__Directions__: Go over the entries below line by line, copying each one that contains the word "JSON".

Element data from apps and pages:
-=-=-

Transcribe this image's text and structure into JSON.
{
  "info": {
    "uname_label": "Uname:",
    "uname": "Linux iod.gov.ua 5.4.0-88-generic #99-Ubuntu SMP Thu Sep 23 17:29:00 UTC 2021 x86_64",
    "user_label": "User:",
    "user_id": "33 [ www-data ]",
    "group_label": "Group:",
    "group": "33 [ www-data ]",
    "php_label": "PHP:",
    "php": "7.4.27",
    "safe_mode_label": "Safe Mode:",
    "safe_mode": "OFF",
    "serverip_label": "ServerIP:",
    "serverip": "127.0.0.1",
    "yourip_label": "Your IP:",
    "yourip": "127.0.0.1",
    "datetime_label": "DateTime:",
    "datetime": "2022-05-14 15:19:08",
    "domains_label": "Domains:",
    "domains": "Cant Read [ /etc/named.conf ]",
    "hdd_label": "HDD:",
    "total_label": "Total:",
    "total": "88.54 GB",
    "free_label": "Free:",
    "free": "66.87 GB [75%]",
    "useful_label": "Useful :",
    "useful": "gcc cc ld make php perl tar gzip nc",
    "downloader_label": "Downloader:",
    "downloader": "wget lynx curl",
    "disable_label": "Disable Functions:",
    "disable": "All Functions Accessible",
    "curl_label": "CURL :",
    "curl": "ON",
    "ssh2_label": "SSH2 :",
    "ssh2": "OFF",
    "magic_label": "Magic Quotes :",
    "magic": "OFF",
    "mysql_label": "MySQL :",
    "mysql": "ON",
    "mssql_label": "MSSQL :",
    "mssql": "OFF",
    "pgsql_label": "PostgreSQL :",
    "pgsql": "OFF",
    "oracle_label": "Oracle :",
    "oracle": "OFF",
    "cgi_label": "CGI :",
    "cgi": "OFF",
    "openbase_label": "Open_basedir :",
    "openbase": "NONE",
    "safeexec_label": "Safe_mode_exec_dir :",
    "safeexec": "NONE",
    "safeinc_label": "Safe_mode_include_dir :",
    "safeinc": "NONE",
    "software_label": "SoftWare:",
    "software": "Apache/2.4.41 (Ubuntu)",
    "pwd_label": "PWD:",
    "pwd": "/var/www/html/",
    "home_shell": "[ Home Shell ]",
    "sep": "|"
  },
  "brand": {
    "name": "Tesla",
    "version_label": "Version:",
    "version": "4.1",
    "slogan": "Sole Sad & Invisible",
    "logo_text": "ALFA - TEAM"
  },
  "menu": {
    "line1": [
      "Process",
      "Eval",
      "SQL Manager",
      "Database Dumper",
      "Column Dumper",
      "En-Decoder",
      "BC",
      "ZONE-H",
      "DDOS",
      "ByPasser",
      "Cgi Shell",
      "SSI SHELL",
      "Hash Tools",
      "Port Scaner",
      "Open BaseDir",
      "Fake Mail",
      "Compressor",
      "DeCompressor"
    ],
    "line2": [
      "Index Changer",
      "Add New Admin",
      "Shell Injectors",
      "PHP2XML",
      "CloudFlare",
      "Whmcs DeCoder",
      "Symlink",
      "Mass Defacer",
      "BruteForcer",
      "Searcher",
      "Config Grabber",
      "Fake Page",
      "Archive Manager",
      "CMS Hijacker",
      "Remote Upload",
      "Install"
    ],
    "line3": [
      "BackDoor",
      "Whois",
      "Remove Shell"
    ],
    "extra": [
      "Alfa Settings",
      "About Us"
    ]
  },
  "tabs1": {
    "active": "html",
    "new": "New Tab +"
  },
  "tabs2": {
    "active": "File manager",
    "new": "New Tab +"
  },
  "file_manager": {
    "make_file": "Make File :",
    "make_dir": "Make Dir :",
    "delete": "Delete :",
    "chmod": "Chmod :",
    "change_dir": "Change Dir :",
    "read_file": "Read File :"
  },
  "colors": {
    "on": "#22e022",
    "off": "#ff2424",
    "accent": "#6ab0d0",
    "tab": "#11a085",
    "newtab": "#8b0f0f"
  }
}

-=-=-

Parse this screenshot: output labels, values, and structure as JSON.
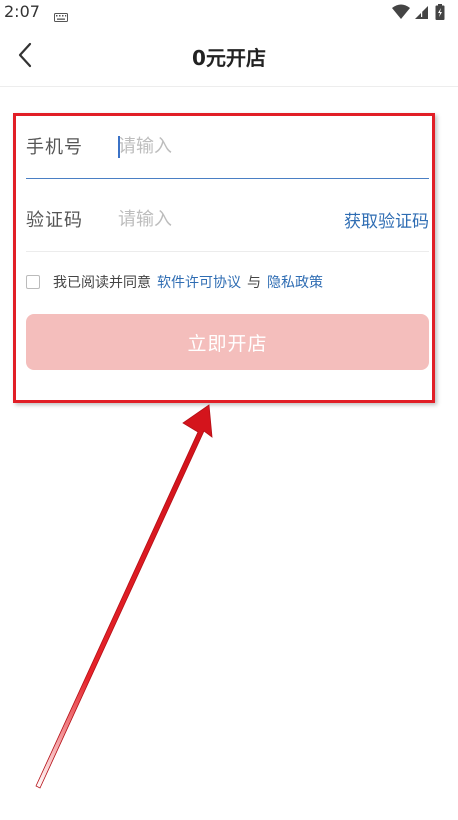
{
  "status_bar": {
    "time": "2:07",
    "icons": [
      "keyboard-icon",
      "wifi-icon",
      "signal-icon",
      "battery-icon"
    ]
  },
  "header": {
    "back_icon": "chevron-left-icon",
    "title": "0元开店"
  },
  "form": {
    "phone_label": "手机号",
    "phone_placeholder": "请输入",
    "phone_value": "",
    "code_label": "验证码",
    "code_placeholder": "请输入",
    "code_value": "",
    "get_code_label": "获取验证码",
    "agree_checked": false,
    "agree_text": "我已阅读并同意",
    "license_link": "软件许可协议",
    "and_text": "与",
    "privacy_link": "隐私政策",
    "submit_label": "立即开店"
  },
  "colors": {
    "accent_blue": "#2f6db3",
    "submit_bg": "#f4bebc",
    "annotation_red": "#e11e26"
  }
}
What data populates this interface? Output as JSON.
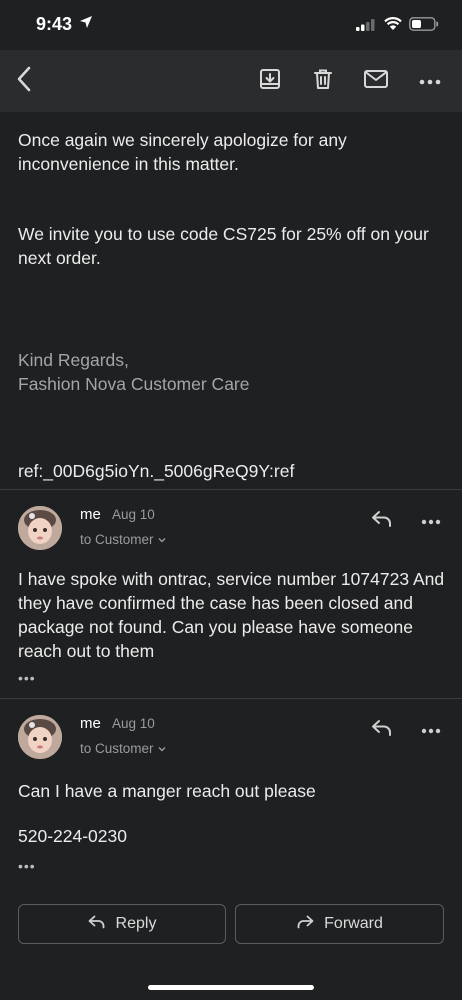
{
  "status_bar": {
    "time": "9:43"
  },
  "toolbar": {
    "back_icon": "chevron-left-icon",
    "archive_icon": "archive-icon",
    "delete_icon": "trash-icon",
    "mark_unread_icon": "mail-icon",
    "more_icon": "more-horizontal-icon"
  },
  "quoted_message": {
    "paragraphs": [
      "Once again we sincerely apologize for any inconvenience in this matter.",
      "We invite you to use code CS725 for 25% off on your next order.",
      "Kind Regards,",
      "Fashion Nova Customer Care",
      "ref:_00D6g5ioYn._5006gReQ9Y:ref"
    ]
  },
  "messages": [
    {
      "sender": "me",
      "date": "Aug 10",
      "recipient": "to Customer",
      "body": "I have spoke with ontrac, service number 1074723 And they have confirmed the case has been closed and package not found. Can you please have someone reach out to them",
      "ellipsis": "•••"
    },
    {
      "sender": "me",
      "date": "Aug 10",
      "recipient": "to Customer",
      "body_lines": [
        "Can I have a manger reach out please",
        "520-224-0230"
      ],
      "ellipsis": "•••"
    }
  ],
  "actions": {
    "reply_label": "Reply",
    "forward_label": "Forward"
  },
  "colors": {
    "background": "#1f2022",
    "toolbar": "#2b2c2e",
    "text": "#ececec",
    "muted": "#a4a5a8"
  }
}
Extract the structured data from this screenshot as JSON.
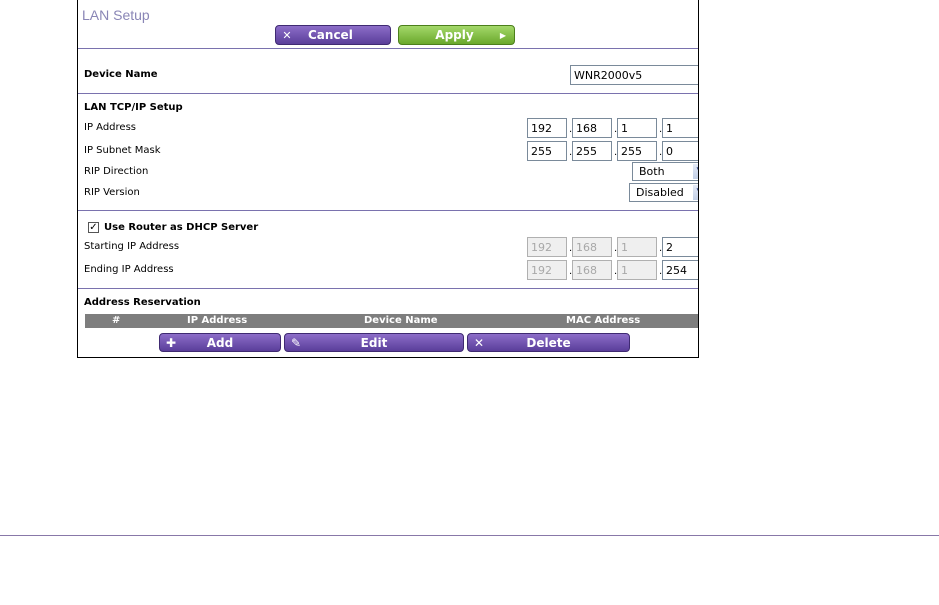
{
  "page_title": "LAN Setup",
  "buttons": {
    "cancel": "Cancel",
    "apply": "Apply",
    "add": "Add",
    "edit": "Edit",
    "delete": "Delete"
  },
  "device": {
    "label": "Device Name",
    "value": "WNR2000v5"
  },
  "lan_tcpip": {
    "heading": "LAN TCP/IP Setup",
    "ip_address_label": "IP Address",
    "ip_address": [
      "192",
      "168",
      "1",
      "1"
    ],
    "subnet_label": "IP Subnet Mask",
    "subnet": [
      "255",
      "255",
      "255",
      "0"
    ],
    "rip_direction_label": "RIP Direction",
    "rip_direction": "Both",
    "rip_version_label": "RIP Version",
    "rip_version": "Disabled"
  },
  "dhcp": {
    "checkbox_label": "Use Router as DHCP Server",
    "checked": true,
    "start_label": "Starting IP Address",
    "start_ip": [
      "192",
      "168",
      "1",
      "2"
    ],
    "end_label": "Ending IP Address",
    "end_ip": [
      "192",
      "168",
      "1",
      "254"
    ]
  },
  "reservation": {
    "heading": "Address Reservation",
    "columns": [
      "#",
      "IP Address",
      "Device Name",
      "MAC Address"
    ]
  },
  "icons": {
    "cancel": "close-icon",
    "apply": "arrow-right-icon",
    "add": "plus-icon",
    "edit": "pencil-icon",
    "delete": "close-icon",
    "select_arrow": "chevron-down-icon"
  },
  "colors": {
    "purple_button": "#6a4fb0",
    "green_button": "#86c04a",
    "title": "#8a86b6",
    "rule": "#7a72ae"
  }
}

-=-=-

__Finished task__:
Transcribe this image's text and structure into JSON.
Parse this screenshot: output labels, values, and structure as JSON.
What data populates this interface? Output as JSON.
Extract the structured data from this screenshot as JSON.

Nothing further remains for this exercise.